Kildare defence shredded by Bernard Brogan and company in 16-point loss
London’s Sean Kelly and Danny Ryan celebrate after beating Leitrim in the Connacht SFC semi-final at Dr Hyde Park yesterday. Photograph: Mike Shaughnessy/Inpho
So much for the provincial draws having handy sides and hairy sides. Dublin were supposed to find Kildare the steepest hill on their way to the Leinster final but they ploughed through them yesterday with a 4-16 to 1-9 victory that could have been anything they pleased in the end.
And Leitrim were supposed to sleepwalk their way to the Connacht final but instead they found downtrodden, put-upon London an immovable object in Hyde Park. After a stunning first half display that sent the Exiles in at half-time a scarcely credible 2-10 to 0-2 ahead, London just about held on at the end for a 2-11 to 1-13 win. History made, by a single point.

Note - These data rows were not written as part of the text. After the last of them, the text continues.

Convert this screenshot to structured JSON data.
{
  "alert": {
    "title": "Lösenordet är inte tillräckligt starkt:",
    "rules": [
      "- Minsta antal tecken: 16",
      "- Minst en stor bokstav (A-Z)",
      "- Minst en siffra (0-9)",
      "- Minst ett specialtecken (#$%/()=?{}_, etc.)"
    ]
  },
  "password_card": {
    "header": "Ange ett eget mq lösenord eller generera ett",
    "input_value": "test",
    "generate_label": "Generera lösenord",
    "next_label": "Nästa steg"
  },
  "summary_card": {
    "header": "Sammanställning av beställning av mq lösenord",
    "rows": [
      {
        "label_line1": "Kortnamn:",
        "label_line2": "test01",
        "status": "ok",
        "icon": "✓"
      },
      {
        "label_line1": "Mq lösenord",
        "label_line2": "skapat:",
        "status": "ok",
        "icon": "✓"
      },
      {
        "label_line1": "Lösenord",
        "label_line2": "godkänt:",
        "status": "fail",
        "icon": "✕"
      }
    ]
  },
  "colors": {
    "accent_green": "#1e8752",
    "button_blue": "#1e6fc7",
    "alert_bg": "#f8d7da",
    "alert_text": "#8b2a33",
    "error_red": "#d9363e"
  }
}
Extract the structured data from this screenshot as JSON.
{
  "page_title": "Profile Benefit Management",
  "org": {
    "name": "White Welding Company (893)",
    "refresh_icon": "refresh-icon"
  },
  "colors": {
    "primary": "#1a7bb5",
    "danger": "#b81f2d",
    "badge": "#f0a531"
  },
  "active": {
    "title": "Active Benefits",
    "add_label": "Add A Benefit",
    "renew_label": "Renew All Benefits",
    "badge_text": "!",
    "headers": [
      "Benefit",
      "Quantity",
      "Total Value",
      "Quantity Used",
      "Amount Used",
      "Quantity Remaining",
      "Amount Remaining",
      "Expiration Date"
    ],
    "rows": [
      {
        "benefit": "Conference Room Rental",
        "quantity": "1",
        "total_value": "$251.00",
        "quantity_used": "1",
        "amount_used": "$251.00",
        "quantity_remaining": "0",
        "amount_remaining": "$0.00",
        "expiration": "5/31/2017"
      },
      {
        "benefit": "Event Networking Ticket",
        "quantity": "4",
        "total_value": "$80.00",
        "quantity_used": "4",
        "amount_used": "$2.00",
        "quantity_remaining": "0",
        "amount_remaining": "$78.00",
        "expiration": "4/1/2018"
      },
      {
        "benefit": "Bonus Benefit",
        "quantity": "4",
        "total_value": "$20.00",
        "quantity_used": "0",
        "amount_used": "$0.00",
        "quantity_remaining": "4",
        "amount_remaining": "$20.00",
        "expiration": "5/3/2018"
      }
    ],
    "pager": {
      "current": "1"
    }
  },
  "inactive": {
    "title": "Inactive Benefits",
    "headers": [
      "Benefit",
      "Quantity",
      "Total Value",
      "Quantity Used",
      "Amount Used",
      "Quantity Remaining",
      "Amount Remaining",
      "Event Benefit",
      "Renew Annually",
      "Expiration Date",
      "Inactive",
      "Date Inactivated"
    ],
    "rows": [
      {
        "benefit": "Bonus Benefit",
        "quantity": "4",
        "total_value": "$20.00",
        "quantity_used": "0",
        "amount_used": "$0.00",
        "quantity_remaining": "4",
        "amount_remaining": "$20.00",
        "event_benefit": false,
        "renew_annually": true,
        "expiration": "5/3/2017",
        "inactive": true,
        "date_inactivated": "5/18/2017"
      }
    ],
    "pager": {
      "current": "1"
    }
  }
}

Dublin had 16 of them to spare over Kildare in front of a crowd of 53,204 in Croke Park. But in all seriousness, the margin could easily have drifted well past 20 and even close to 30. It’s no exaggeration to say that Dublin had a dozen goal chances in the game, as the centre of the Kildare defence opened up time and again like cheap trousers.
Kieran McGeeney sent his side out playing 15-on-15 and paid heavily for it. Goals from Paul Mannion, Bernard Brogan, Diarmuid Connolly and Eoghan O’Gara burnt them to a crisp but the worst of it was that each goal was more or less a carbon copy of the one that went before.
Plenty of the goal
Each came from a run from deep by a Dublin player, each found a Kildare defender split between the man on the ball and the man he was marking, each left the shooter with plenty of the goal to aim at and plenty of time to do so. Yet at no stage did Kildare drop a sweeper back to protect the full-back line or cut off the space. It was a charge McGeeney fully expected to be levelled at him afterwards.
“I’ve heard over the last 12 months that I’m tactically naïve and perhaps I am,” he said. “But I would like to know what you do tactically to hold onto the ball, in terms of not fist-passing it away and kick-passing it away. Most games we play we create more scoring chances than your opponent, which you’re supposed to devise in your tactics. But that’s twice now against Dublin we’ve come up short. If it’s me that’ll soon be found out.
“You have to keep going. You can’t listen to other people who’ll try to put you down. You have to keep on believing. You have to keep working. Courage is a funny thing. People talk about it. But it doesn’t exist unless there’s fear. If you’re not afraid then you don’t need courage.